Language key to health approach
|14 Oct 2015 08:21 AM|
A leading Auckland nursing educator says the language used in healthcare needs to change if there are to be improvement in Maori health.
Auckland University school of nursing Barbara Docherty says mainstream health professionals tend not to listen to their patients, especially Maori, so don’t have the conversations needed to work out what is the most important to them.
She told Radio Waatea host Dale Husband that her Masters research found Maori put more emphasis on their mental health than whether they were physically sick.
The answer is not treating feelings of depression, anxiety and disempowerment as illnesses but working with patients to help them find solutions.
"Participation, partnership, protection. If we just kept those three principles in our mind in general practice primary healthcare, we would be doing the right thing by everybody. Not participation inviting Maori to a meeting and saying ‘We are here to help you.’ Allowing them to tell us what they want. Partnership, working together, but Maori telling us how we can assist them rather than us putting it on them. And then protection, they need protection from us," she says.

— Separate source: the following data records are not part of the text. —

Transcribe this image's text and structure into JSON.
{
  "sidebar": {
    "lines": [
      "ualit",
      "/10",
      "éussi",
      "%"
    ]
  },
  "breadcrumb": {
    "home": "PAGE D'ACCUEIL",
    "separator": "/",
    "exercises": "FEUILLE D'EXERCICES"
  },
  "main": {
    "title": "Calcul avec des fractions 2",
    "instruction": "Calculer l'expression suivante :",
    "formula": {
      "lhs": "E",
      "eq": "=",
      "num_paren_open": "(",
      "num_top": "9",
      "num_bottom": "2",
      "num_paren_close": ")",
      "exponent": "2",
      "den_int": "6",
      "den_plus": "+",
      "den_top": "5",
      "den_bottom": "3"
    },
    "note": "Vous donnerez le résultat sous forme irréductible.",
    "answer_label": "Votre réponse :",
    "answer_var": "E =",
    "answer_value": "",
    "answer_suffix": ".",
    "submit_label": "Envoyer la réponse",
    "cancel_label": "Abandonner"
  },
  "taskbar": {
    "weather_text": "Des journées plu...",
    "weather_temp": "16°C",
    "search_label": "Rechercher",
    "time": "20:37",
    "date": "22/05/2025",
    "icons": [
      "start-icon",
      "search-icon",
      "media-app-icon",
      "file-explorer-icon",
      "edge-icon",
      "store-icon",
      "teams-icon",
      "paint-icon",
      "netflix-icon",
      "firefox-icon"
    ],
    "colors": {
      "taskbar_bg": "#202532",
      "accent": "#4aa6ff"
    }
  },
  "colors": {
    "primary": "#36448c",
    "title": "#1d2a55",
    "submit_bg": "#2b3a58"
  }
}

Barbara Docherty is a clinical lecturer at the University of Auckland school of nursing and also runs Training and Development Services, which teaches a behavioural change programme to health workers in primary health care and community, Maori, Pacific and youth.